Elements that are highly resistant to the flow of electrons are considered insulators. Insulators are typically tested for their resistance as well as their dielectric strength. Elements that are low on the periodic table are conductors.
Solid elements are classified as insulators, semi-insulators, or conductors by their "static resistivity" in the periodic table of elements. Resistance in an insulator, semiconductor, or conductive material is a primary property attribute that needs to be considered in any application.
The measured resistivity of a material sample depends on its size and thickness. Temperature, humidity, and electrification time, among other factors, also affect resistivity. In general, when two otherwise identical material specimens are compared from the same sample and all other factors are the same, the resistance of the wider specimen is less than the smaller specimen and the resistance of a longer specimen is greater than a shorter specimen.
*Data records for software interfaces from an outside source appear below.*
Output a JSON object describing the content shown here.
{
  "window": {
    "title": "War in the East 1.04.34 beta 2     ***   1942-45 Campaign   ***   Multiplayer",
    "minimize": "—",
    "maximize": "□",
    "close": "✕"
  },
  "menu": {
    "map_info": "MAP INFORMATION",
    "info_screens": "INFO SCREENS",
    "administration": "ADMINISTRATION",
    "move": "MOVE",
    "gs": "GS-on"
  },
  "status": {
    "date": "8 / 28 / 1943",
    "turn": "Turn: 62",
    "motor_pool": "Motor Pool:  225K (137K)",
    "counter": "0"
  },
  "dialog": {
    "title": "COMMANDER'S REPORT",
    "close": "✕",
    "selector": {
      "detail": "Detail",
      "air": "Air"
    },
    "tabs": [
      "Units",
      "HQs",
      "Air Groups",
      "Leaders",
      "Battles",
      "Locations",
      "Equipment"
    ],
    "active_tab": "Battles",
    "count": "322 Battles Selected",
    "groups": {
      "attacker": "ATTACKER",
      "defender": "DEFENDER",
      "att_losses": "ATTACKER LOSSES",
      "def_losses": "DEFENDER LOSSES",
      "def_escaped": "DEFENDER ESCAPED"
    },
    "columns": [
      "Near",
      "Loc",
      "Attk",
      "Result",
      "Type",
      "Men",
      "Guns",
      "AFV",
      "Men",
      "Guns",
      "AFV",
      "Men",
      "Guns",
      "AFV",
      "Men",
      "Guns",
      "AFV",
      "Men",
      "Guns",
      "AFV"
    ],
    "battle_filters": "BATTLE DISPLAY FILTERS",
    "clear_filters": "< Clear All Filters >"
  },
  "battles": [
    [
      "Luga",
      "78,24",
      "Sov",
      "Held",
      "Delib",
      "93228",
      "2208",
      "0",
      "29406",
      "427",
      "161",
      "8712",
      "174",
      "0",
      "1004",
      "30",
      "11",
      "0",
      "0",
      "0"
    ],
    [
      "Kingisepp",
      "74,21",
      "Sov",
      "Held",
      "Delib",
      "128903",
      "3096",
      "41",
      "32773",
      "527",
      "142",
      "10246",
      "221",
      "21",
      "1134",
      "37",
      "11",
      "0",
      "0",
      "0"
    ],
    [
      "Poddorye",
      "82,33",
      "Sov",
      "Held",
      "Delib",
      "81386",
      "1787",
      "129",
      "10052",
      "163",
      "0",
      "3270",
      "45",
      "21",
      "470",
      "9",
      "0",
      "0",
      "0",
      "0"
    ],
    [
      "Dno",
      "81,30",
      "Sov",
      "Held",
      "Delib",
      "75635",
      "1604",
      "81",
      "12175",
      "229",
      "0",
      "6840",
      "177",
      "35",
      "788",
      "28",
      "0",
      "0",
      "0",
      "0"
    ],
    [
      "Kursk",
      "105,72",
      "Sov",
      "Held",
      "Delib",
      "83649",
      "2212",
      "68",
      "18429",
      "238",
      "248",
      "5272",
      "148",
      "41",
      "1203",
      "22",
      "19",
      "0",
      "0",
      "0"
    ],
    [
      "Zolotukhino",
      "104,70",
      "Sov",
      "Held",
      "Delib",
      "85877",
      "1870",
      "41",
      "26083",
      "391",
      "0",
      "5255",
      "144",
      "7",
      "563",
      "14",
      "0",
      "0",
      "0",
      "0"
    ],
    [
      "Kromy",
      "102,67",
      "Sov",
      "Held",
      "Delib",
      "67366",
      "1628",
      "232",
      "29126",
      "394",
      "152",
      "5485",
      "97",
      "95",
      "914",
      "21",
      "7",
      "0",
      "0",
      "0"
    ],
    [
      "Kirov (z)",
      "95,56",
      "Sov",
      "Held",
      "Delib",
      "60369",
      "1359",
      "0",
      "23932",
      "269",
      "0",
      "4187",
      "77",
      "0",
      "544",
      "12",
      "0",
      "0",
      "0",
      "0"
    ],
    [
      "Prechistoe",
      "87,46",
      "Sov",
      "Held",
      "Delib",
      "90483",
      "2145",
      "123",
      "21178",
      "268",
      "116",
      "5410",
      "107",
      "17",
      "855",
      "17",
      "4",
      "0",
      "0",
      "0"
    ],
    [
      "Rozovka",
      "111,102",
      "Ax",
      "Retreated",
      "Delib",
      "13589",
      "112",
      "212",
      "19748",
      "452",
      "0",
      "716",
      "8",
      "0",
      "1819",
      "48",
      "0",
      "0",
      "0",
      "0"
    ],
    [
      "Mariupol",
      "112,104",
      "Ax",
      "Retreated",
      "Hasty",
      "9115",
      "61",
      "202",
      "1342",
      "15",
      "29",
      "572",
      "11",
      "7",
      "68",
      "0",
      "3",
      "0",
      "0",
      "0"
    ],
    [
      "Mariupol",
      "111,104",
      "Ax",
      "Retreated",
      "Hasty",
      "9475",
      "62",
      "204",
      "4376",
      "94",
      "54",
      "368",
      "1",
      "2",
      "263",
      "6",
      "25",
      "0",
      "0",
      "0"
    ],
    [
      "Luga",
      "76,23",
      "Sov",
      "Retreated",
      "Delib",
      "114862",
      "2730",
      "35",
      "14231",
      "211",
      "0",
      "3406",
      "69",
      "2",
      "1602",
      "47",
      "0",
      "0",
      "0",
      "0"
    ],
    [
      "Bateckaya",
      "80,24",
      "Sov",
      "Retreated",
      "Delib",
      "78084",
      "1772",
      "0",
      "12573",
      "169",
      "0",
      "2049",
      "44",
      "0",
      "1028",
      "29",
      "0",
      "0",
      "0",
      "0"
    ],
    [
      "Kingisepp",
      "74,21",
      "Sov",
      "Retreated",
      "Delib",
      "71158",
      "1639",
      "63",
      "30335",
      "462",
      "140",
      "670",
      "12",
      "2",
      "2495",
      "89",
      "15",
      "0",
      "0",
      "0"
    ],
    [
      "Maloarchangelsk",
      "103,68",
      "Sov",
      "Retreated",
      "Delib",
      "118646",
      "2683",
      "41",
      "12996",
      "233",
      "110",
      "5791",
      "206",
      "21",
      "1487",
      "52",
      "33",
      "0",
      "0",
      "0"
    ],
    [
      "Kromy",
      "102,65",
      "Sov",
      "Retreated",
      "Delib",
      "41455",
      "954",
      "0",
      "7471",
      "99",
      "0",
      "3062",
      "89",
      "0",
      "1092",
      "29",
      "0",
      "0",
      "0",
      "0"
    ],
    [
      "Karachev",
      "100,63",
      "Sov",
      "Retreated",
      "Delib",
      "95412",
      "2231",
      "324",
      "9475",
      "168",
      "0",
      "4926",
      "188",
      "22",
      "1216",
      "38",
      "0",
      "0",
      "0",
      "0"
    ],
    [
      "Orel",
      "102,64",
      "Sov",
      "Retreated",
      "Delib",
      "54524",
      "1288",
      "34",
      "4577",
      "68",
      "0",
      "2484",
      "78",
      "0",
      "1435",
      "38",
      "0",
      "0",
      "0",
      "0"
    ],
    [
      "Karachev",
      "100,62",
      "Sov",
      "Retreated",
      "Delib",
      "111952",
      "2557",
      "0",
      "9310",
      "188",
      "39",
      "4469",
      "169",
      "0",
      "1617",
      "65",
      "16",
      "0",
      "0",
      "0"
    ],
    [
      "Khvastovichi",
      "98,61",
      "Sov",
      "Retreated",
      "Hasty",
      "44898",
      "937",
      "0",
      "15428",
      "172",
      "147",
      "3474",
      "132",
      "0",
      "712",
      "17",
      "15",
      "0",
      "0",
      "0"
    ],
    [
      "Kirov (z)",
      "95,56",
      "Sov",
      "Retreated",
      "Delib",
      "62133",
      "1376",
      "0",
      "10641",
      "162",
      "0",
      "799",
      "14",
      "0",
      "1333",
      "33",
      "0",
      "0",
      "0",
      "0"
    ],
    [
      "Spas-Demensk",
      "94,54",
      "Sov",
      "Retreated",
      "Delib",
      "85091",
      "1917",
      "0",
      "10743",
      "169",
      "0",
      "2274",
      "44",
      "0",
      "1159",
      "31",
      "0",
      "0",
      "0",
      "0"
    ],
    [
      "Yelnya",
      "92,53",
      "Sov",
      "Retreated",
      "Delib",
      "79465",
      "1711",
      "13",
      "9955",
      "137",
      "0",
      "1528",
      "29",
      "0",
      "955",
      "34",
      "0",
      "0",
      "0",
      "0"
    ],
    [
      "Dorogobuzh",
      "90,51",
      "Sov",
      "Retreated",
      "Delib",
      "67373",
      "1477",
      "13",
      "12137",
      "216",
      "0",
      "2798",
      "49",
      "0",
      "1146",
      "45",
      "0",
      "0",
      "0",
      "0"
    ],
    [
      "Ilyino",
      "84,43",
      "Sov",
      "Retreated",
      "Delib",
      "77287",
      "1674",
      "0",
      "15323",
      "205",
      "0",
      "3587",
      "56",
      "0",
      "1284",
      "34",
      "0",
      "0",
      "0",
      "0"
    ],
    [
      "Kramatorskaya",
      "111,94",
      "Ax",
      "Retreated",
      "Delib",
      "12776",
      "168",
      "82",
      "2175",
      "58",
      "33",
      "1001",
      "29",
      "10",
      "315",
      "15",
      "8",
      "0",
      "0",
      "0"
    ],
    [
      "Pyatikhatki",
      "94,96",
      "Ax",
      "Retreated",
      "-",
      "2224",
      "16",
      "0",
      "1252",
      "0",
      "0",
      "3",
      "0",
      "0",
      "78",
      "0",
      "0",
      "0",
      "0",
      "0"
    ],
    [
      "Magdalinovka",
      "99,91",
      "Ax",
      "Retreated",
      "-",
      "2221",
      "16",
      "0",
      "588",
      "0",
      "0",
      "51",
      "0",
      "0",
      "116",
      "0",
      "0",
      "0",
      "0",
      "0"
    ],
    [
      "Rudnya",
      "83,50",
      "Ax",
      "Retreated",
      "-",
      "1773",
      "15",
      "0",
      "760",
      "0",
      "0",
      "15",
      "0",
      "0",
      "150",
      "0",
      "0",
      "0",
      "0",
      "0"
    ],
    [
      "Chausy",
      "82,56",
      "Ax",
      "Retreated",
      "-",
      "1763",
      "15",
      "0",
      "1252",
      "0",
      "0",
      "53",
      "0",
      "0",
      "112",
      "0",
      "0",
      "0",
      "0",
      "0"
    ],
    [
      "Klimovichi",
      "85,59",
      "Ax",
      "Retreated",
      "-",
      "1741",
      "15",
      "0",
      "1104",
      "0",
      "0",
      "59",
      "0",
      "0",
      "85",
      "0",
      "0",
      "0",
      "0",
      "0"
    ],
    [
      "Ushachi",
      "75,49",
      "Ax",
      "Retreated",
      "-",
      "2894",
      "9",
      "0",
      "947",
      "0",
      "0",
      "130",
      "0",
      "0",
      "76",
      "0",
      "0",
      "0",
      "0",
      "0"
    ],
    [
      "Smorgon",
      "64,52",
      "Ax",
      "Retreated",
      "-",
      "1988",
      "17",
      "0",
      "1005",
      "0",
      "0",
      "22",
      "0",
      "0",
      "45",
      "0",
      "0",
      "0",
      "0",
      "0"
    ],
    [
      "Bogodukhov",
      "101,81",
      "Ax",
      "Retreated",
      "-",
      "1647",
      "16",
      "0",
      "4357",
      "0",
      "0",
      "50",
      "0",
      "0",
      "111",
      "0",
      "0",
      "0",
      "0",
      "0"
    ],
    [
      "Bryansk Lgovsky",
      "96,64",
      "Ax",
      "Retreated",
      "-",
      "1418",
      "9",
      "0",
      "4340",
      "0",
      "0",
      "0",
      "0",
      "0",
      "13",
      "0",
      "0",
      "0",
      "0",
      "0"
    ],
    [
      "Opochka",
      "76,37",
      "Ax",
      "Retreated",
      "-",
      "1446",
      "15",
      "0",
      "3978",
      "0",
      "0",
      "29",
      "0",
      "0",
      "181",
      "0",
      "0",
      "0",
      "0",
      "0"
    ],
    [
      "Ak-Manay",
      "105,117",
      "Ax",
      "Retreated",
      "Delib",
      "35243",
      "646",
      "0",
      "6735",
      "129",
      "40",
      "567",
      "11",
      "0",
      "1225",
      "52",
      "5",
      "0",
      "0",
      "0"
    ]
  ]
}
Resistance is dependent on a specimen's size, but resistivity isn't.
A good and brief article for refreshing our instrumentation knowledge.Measuring very low resistances and very high resistances always require good precision instruments and test fixtures. The pictures in this article shows few test fixtures quite impressive.